I don’t even know if I’m doing it right - It feels so weird to inhale it, but at least it’s not another daily injection. Though by the end of this, I wonder if I will prefer one small jab to multiple daily puffs.

Here we go...

Saturday, 7 August 2010


In preparation for this cycle, I wanted to make sure that I had plenty of home pregnancy tests to use during the two week wait. Over here they keep them behind the counter, and I can still remember the look on the pharmacist’s face when I asked for four at once.

I decided to go with Amazon, they are a lot less judgemental about such things. Or so I thought. Once I navigated to the “First Response” page, I was greeted with these options:

Thank-you Amazon . Do you know something that I do not? Or do you tell all women that they may as well save 15% and have these things shipped monthly, because they’re going to be using them for a while? Or just for the women who have also bought “The Fertility Diet” and “IVF: A Patient’s Guide” in their purchase history?

Friday, 6 August 2010

It’s about to begin

I start my suppression on Sunday, and I go in for my suppression check on the 19th of August.
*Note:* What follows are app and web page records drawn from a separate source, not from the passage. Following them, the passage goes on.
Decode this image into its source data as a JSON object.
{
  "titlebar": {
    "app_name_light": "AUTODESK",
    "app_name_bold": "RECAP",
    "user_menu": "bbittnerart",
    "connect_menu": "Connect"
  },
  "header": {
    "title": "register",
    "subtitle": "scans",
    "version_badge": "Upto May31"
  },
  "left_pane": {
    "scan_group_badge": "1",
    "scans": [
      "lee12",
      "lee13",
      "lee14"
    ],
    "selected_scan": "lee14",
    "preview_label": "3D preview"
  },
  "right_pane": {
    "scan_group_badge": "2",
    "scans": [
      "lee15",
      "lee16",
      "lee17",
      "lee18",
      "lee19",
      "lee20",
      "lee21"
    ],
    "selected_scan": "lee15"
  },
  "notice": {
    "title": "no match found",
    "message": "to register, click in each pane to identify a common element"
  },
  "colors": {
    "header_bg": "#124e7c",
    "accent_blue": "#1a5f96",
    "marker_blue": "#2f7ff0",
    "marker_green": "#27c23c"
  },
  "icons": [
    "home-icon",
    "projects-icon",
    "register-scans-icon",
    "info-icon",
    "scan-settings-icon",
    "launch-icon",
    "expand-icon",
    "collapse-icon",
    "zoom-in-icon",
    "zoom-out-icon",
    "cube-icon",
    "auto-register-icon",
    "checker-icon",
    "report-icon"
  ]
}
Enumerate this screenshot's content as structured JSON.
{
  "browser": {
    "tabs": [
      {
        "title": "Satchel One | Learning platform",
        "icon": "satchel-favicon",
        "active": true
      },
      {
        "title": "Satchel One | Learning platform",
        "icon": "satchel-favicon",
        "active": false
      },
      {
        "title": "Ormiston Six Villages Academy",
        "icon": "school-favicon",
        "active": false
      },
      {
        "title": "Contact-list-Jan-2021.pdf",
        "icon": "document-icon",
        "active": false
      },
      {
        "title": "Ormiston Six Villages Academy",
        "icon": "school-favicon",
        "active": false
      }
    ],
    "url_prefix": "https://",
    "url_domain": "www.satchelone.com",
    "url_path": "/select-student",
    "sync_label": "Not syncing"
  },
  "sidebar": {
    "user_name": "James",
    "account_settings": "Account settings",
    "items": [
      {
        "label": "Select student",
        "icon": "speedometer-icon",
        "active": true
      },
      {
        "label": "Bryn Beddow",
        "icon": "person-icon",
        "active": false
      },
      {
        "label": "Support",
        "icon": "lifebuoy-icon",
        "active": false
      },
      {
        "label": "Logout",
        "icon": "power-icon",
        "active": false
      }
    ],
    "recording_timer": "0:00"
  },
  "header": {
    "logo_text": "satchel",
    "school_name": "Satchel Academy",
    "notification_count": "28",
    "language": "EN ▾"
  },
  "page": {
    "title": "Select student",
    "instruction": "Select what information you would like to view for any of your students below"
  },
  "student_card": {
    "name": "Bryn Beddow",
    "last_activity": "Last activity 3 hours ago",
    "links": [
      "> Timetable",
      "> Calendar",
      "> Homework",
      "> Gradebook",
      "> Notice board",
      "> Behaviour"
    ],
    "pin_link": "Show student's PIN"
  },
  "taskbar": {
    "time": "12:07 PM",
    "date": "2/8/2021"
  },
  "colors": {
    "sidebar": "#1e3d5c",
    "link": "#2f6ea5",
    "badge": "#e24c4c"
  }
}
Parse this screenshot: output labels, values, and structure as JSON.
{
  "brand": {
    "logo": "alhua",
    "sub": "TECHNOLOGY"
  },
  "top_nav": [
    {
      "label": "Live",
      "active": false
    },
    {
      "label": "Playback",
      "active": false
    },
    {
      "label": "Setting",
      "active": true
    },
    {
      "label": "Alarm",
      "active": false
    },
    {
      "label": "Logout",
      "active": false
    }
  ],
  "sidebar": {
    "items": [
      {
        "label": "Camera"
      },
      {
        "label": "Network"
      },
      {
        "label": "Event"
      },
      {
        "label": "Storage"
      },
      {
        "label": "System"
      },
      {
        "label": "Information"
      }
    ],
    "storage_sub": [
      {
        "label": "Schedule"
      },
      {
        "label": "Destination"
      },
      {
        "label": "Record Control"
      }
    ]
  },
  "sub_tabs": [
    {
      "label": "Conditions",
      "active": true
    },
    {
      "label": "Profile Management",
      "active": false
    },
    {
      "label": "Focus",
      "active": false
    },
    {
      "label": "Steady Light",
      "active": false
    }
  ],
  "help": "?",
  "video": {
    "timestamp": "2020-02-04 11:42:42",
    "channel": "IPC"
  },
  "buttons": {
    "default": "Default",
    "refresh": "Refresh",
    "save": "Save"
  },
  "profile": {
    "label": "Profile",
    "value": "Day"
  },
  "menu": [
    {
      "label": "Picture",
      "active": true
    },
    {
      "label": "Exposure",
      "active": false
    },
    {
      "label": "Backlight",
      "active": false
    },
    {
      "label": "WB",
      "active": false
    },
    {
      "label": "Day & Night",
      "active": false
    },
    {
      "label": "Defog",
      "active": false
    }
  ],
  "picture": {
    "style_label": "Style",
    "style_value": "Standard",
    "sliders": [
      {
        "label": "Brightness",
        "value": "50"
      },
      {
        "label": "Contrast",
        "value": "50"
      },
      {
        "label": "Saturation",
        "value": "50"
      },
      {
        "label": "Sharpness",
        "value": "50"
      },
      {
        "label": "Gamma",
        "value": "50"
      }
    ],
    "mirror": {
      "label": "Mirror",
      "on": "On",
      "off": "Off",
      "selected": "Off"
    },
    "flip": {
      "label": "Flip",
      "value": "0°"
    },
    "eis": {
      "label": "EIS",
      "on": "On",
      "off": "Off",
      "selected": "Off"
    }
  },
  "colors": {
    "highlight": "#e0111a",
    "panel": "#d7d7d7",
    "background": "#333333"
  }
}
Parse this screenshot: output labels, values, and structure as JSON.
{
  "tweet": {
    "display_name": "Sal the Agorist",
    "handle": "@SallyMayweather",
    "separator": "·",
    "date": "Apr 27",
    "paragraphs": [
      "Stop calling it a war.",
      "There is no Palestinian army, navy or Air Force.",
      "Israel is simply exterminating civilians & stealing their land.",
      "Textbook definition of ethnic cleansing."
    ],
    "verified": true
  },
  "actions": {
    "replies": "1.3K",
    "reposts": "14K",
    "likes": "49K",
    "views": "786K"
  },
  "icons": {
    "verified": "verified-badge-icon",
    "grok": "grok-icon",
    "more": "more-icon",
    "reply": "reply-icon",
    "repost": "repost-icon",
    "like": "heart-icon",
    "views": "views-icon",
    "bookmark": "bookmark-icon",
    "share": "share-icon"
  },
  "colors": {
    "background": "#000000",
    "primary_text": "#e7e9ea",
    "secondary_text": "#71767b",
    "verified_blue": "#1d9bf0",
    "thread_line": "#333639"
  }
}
I can’t believe that our first IVF cycle is finally here.

The past few months have been a wonderful month. No worrying about temperature or cervical mucus, no urinating on strips to test for LH of hCG. No hour-long trips to the clinic to get jabbed and probed. No supersensivity to any feelings of nausea or sore breasts.

We were able to take a nice long summer vacation, and focus on relaxation and togetherness. It was traquil and very enjoyable.

Now, however, I am in mission mode.